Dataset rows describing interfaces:
• • •

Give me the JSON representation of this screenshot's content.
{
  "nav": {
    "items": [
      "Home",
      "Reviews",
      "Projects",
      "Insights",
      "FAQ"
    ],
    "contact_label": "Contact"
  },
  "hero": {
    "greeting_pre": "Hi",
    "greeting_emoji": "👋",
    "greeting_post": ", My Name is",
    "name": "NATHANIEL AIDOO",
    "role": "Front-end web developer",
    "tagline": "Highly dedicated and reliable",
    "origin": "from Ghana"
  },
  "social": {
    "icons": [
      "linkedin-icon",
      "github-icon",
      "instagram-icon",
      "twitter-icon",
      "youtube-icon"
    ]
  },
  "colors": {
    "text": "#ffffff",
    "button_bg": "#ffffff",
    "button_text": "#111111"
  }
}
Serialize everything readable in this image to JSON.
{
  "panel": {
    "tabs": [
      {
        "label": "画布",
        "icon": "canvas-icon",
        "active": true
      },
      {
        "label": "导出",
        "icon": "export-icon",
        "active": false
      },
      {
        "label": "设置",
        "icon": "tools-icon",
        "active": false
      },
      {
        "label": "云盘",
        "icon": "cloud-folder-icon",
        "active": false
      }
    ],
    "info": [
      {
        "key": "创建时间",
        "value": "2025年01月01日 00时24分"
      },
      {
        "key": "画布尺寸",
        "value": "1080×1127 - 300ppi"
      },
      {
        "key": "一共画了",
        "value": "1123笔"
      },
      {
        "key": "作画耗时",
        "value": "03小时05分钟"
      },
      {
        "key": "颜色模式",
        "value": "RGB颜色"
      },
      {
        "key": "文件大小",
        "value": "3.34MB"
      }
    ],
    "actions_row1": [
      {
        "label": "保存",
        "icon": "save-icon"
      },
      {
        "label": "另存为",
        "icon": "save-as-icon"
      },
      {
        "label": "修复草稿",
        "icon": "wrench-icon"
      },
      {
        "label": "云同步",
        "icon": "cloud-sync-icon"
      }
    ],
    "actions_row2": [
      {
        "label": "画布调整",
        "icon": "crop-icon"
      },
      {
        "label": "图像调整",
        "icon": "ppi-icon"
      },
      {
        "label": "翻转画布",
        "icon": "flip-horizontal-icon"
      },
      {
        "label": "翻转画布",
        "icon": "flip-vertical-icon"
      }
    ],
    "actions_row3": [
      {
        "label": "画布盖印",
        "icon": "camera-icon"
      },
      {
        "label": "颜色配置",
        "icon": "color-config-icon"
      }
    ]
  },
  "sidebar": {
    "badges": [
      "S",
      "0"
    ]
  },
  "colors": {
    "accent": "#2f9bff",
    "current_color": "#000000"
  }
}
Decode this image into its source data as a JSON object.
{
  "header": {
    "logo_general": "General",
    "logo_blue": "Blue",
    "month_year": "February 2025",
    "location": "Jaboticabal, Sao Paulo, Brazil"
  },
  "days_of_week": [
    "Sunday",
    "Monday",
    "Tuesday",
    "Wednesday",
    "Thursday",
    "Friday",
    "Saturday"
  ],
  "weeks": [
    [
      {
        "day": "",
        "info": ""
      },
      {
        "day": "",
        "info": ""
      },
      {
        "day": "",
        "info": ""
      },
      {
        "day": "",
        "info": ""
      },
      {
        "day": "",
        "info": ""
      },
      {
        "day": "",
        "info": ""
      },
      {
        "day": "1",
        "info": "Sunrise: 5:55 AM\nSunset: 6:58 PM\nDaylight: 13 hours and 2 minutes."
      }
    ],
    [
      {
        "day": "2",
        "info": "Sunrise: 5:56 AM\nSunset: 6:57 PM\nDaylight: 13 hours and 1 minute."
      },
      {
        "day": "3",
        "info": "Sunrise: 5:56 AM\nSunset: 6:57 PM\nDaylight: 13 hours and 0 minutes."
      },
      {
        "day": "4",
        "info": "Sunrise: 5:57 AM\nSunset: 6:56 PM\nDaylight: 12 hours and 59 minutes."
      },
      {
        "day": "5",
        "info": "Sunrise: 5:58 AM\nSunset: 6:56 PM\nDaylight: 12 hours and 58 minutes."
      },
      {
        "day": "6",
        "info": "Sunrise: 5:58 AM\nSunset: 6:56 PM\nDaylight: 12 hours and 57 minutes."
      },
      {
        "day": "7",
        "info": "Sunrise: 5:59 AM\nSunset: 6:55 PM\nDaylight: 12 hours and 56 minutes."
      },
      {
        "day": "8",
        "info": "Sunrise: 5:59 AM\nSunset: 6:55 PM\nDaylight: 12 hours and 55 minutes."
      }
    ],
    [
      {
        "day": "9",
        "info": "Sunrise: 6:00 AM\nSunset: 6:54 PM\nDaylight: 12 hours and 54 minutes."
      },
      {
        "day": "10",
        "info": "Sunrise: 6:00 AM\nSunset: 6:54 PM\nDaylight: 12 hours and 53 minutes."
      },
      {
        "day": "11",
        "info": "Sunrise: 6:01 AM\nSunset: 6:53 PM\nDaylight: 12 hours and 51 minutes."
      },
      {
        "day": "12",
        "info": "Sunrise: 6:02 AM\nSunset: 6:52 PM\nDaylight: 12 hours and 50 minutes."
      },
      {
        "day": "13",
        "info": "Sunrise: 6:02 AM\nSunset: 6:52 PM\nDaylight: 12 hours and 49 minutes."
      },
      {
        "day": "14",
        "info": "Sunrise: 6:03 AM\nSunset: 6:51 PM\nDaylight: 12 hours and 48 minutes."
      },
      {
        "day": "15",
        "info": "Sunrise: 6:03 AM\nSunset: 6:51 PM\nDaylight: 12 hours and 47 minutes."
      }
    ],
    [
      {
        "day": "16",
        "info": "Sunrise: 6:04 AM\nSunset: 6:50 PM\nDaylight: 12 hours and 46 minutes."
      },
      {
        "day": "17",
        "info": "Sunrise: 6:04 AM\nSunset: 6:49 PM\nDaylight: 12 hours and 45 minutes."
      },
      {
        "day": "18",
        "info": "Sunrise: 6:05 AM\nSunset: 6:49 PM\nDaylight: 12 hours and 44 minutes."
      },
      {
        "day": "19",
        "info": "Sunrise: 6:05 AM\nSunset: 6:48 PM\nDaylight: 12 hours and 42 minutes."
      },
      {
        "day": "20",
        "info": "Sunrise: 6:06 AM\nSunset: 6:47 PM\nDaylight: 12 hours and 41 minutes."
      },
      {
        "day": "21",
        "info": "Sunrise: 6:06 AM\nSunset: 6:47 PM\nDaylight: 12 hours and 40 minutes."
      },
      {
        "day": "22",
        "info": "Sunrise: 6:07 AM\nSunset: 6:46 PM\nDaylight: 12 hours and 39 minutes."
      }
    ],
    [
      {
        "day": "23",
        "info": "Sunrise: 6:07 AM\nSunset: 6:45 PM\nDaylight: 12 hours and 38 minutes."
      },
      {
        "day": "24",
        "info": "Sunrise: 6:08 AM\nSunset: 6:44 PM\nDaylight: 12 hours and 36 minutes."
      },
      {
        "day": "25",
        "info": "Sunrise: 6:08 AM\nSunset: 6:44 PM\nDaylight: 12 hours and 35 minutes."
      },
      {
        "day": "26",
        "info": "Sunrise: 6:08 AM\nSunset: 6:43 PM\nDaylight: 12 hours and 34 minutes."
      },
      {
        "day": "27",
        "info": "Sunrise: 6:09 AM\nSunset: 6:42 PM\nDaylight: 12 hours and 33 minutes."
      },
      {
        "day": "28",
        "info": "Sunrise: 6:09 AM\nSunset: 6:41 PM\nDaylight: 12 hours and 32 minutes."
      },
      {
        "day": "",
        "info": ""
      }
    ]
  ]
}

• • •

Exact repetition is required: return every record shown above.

Result of the exercise:
Give me the JSON representation of this screenshot's content.
{
  "nav": {
    "items": [
      "Home",
      "Reviews",
      "Projects",
      "Insights",
      "FAQ"
    ],
    "contact_label": "Contact"
  },
  "hero": {
    "greeting_pre": "Hi",
    "greeting_emoji": "👋",
    "greeting_post": ", My Name is",
    "name": "NATHANIEL AIDOO",
    "role": "Front-end web developer",
    "tagline": "Highly dedicated and reliable",
    "origin": "from Ghana"
  },
  "social": {
    "icons": [
      "linkedin-icon",
      "github-icon",
      "instagram-icon",
      "twitter-icon",
      "youtube-icon"
    ]
  },
  "colors": {
    "text": "#ffffff",
    "button_bg": "#ffffff",
    "button_text": "#111111"
  }
}
Serialize everything readable in this image to JSON.
{
  "panel": {
    "tabs": [
      {
        "label": "画布",
        "icon": "canvas-icon",
        "active": true
      },
      {
        "label": "导出",
        "icon": "export-icon",
        "active": false
      },
      {
        "label": "设置",
        "icon": "tools-icon",
        "active": false
      },
      {
        "label": "云盘",
        "icon": "cloud-folder-icon",
        "active": false
      }
    ],
    "info": [
      {
        "key": "创建时间",
        "value": "2025年01月01日 00时24分"
      },
      {
        "key": "画布尺寸",
        "value": "1080×1127 - 300ppi"
      },
      {
        "key": "一共画了",
        "value": "1123笔"
      },
      {
        "key": "作画耗时",
        "value": "03小时05分钟"
      },
      {
        "key": "颜色模式",
        "value": "RGB颜色"
      },
      {
        "key": "文件大小",
        "value": "3.34MB"
      }
    ],
    "actions_row1": [
      {
        "label": "保存",
        "icon": "save-icon"
      },
      {
        "label": "另存为",
        "icon": "save-as-icon"
      },
      {
        "label": "修复草稿",
        "icon": "wrench-icon"
      },
      {
        "label": "云同步",
        "icon": "cloud-sync-icon"
      }
    ],
    "actions_row2": [
      {
        "label": "画布调整",
        "icon": "crop-icon"
      },
      {
        "label": "图像调整",
        "icon": "ppi-icon"
      },
      {
        "label": "翻转画布",
        "icon": "flip-horizontal-icon"
      },
      {
        "label": "翻转画布",
        "icon": "flip-vertical-icon"
      }
    ],
    "actions_row3": [
      {
        "label": "画布盖印",
        "icon": "camera-icon"
      },
      {
        "label": "颜色配置",
        "icon": "color-config-icon"
      }
    ]
  },
  "sidebar": {
    "badges": [
      "S",
      "0"
    ]
  },
  "colors": {
    "accent": "#2f9bff",
    "current_color": "#000000"
  }
}
Decode this image into its source data as a JSON object.
{
  "header": {
    "logo_general": "General",
    "logo_blue": "Blue",
    "month_year": "February 2025",
    "location": "Jaboticabal, Sao Paulo, Brazil"
  },
  "days_of_week": [
    "Sunday",
    "Monday",
    "Tuesday",
    "Wednesday",
    "Thursday",
    "Friday",
    "Saturday"
  ],
  "weeks": [
    [
      {
        "day": "",
        "info": ""
      },
      {
        "day": "",
        "info": ""
      },
      {
        "day": "",
        "info": ""
      },
      {
        "day": "",
        "info": ""
      },
      {
        "day": "",
        "info": ""
      },
      {
        "day": "",
        "info": ""
      },
      {
        "day": "1",
        "info": "Sunrise: 5:55 AM\nSunset: 6:58 PM\nDaylight: 13 hours and 2 minutes."
      }
    ],
    [
      {
        "day": "2",
        "info": "Sunrise: 5:56 AM\nSunset: 6:57 PM\nDaylight: 13 hours and 1 minute."
      },
      {
        "day": "3",
        "info": "Sunrise: 5:56 AM\nSunset: 6:57 PM\nDaylight: 13 hours and 0 minutes."
      },
      {
        "day": "4",
        "info": "Sunrise: 5:57 AM\nSunset: 6:56 PM\nDaylight: 12 hours and 59 minutes."
      },
      {
        "day": "5",
        "info": "Sunrise: 5:58 AM\nSunset: 6:56 PM\nDaylight: 12 hours and 58 minutes."
      },
      {
        "day": "6",
        "info": "Sunrise: 5:58 AM\nSunset: 6:56 PM\nDaylight: 12 hours and 57 minutes."
      },
      {
        "day": "7",
        "info": "Sunrise: 5:59 AM\nSunset: 6:55 PM\nDaylight: 12 hours and 56 minutes."
      },
      {
        "day": "8",
        "info": "Sunrise: 5:59 AM\nSunset: 6:55 PM\nDaylight: 12 hours and 55 minutes."
      }
    ],
    [
      {
        "day": "9",
        "info": "Sunrise: 6:00 AM\nSunset: 6:54 PM\nDaylight: 12 hours and 54 minutes."
      },
      {
        "day": "10",
        "info": "Sunrise: 6:00 AM\nSunset: 6:54 PM\nDaylight: 12 hours and 53 minutes."
      },
      {
        "day": "11",
        "info": "Sunrise: 6:01 AM\nSunset: 6:53 PM\nDaylight: 12 hours and 51 minutes."
      },
      {
        "day": "12",
        "info": "Sunrise: 6:02 AM\nSunset: 6:52 PM\nDaylight: 12 hours and 50 minutes."
      },
      {
        "day": "13",
        "info": "Sunrise: 6:02 AM\nSunset: 6:52 PM\nDaylight: 12 hours and 49 minutes."
      },
      {
        "day": "14",
        "info": "Sunrise: 6:03 AM\nSunset: 6:51 PM\nDaylight: 12 hours and 48 minutes."
      },
      {
        "day": "15",
        "info": "Sunrise: 6:03 AM\nSunset: 6:51 PM\nDaylight: 12 hours and 47 minutes."
      }
    ],
    [
      {
        "day": "16",
        "info": "Sunrise: 6:04 AM\nSunset: 6:50 PM\nDaylight: 12 hours and 46 minutes."
      },
      {
        "day": "17",
        "info": "Sunrise: 6:04 AM\nSunset: 6:49 PM\nDaylight: 12 hours and 45 minutes."
      },
      {
        "day": "18",
        "info": "Sunrise: 6:05 AM\nSunset: 6:49 PM\nDaylight: 12 hours and 44 minutes."
      },
      {
        "day": "19",
        "info": "Sunrise: 6:05 AM\nSunset: 6:48 PM\nDaylight: 12 hours and 42 minutes."
      },
      {
        "day": "20",
        "info": "Sunrise: 6:06 AM\nSunset: 6:47 PM\nDaylight: 12 hours and 41 minutes."
      },
      {
        "day": "21",
        "info": "Sunrise: 6:06 AM\nSunset: 6:47 PM\nDaylight: 12 hours and 40 minutes."
      },
      {
        "day": "22",
        "info": "Sunrise: 6:07 AM\nSunset: 6:46 PM\nDaylight: 12 hours and 39 minutes."
      }
    ],
    [
      {
        "day": "23",
        "info": "Sunrise: 6:07 AM\nSunset: 6:45 PM\nDaylight: 12 hours and 38 minutes."
      },
      {
        "day": "24",
        "info": "Sunrise: 6:08 AM\nSunset: 6:44 PM\nDaylight: 12 hours and 36 minutes."
      },
      {
        "day": "25",
        "info": "Sunrise: 6:08 AM\nSunset: 6:44 PM\nDaylight: 12 hours and 35 minutes."
      },
      {
        "day": "26",
        "info": "Sunrise: 6:08 AM\nSunset: 6:43 PM\nDaylight: 12 hours and 34 minutes."
      },
      {
        "day": "27",
        "info": "Sunrise: 6:09 AM\nSunset: 6:42 PM\nDaylight: 12 hours and 33 minutes."
      },
      {
        "day": "28",
        "info": "Sunrise: 6:09 AM\nSunset: 6:41 PM\nDaylight: 12 hours and 32 minutes."
      },
      {
        "day": "",
        "info": ""
      }
    ]
  ]
}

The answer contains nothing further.